WASHINGTON, Jan 22 (Reuters) - President Barack Obama, moving to fill top-level positions at the Justice Department, nominated former Federal Trade Commission member Christine Varney on Thursday as assistant attorney general for antitrust.
Varney, an attorney who specializes in Internet law, served former president Bill Clinton as a senior White House adviser and was one of five members of the Federal Trade Commission from 1994 to 1997.
Obama’s antitrust team — both the FTC and Justice Department enforce antitrust law — are expected to be tougher than the Bush team, especially on merger reviews.
Obama also nominated David Kris to be assistant attorney general for national security, Tony West as assistant attorney general for the civil division and Lanny Breuer as assistant attorney general for the criminal division.
“The American people deserve to have faith that their Justice Department will keep them safe and uphold our most basic rights. This group has the depth of experience and integrity necessary to accomplish these goals,” Obama said.
Varney, who initially supported Hillary Rodham Clinton, was “personnel counsel” on Obama’s transition team.
The top candidate for the other major U.S. antitrust job — chair of the FTC — is believed to be Commissioner Jon Leibowitz, antitrust sources who have been following the matter have said.
Varney has been with the law firm Hogan & Hartson for the past 11 years, and heads the firm’s Internet practice group, according to her biography on the firm’s Web site.
She has advised companies like eBay (EBAY.O), Fox Interactive, Orbitz Worldwide Inc OWW.N, Doubleclick and Time Warner’s TWX.N AOL, her biography said.

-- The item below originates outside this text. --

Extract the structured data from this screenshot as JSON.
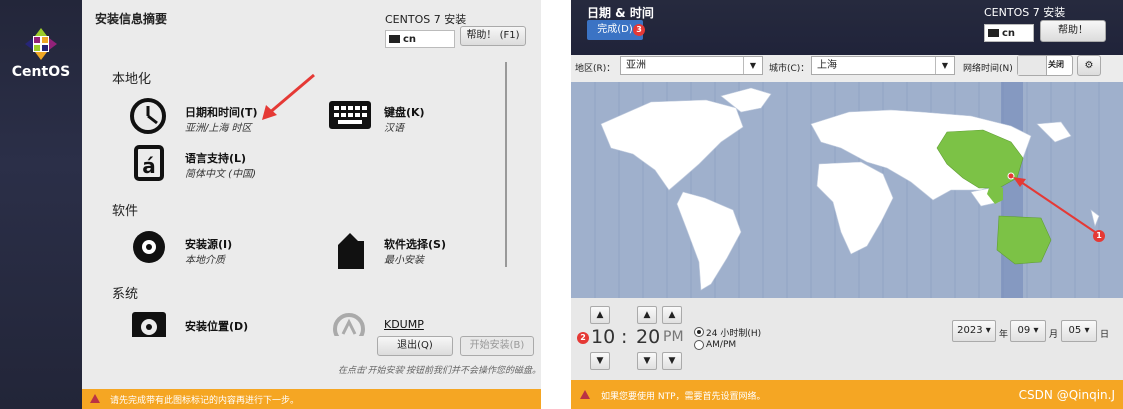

The Senate must confirm her nomination. (Reporting by Caren Bohan and Diane Bartz; editing by Carol Bishopric)